[DATASET EXCERPTS]

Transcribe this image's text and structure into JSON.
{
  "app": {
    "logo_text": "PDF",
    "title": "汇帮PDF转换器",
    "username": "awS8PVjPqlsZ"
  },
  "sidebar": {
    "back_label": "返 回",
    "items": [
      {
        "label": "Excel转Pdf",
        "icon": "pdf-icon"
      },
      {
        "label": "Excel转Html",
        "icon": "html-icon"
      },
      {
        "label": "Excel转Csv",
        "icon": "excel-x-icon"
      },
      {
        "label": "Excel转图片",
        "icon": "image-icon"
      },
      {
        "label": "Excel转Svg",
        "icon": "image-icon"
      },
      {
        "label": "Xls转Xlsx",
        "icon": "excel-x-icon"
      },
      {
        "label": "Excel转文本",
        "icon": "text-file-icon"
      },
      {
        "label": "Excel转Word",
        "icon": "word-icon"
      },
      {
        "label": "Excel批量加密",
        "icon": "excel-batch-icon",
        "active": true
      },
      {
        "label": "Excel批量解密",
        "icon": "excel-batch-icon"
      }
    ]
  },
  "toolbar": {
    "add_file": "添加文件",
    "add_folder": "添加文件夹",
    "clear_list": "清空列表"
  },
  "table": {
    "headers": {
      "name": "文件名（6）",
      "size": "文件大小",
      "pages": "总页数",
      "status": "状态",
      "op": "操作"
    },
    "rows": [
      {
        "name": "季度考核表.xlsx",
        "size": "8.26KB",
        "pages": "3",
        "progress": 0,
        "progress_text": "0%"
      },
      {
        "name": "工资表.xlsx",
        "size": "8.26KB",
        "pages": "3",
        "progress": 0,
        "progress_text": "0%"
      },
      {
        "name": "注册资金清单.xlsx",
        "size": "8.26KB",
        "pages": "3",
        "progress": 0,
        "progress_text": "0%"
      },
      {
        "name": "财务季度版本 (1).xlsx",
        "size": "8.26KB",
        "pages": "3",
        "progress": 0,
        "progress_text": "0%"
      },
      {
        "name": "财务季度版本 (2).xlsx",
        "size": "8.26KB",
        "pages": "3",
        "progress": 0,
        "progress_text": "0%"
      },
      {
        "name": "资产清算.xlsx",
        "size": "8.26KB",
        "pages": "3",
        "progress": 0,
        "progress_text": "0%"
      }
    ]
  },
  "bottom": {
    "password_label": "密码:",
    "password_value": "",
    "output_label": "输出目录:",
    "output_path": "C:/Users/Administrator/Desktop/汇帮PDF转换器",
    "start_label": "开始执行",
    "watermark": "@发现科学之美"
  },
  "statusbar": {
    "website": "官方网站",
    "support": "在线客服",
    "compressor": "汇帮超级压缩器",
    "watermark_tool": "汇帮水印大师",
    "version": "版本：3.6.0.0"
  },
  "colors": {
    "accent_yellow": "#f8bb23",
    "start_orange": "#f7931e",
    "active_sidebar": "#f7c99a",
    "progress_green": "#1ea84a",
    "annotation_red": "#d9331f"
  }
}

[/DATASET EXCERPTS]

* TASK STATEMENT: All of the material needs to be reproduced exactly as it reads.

* FINISHED EXERCISE:
Transcribe this image's text and structure into JSON.
{
  "app": {
    "logo_text": "PDF",
    "title": "汇帮PDF转换器",
    "username": "awS8PVjPqlsZ"
  },
  "sidebar": {
    "back_label": "返 回",
    "items": [
      {
        "label": "Excel转Pdf",
        "icon": "pdf-icon"
      },
      {
        "label": "Excel转Html",
        "icon": "html-icon"
      },
      {
        "label": "Excel转Csv",
        "icon": "excel-x-icon"
      },
      {
        "label": "Excel转图片",
        "icon": "image-icon"
      },
      {
        "label": "Excel转Svg",
        "icon": "image-icon"
      },
      {
        "label": "Xls转Xlsx",
        "icon": "excel-x-icon"
      },
      {
        "label": "Excel转文本",
        "icon": "text-file-icon"
      },
      {
        "label": "Excel转Word",
        "icon": "word-icon"
      },
      {
        "label": "Excel批量加密",
        "icon": "excel-batch-icon",
        "active": true
      },
      {
        "label": "Excel批量解密",
        "icon": "excel-batch-icon"
      }
    ]
  },
  "toolbar": {
    "add_file": "添加文件",
    "add_folder": "添加文件夹",
    "clear_list": "清空列表"
  },
  "table": {
    "headers": {
      "name": "文件名（6）",
      "size": "文件大小",
      "pages": "总页数",
      "status": "状态",
      "op": "操作"
    },
    "rows": [
      {
        "name": "季度考核表.xlsx",
        "size": "8.26KB",
        "pages": "3",
        "progress": 0,
        "progress_text": "0%"
      },
      {
        "name": "工资表.xlsx",
        "size": "8.26KB",
        "pages": "3",
        "progress": 0,
        "progress_text": "0%"
      },
      {
        "name": "注册资金清单.xlsx",
        "size": "8.26KB",
        "pages": "3",
        "progress": 0,
        "progress_text": "0%"
      },
      {
        "name": "财务季度版本 (1).xlsx",
        "size": "8.26KB",
        "pages": "3",
        "progress": 0,
        "progress_text": "0%"
      },
      {
        "name": "财务季度版本 (2).xlsx",
        "size": "8.26KB",
        "pages": "3",
        "progress": 0,
        "progress_text": "0%"
      },
      {
        "name": "资产清算.xlsx",
        "size": "8.26KB",
        "pages": "3",
        "progress": 0,
        "progress_text": "0%"
      }
    ]
  },
  "bottom": {
    "password_label": "密码:",
    "password_value": "",
    "output_label": "输出目录:",
    "output_path": "C:/Users/Administrator/Desktop/汇帮PDF转换器",
    "start_label": "开始执行",
    "watermark": "@发现科学之美"
  },
  "statusbar": {
    "website": "官方网站",
    "support": "在线客服",
    "compressor": "汇帮超级压缩器",
    "watermark_tool": "汇帮水印大师",
    "version": "版本：3.6.0.0"
  },
  "colors": {
    "accent_yellow": "#f8bb23",
    "start_orange": "#f7931e",
    "active_sidebar": "#f7c99a",
    "progress_green": "#1ea84a",
    "annotation_red": "#d9331f"
  }
}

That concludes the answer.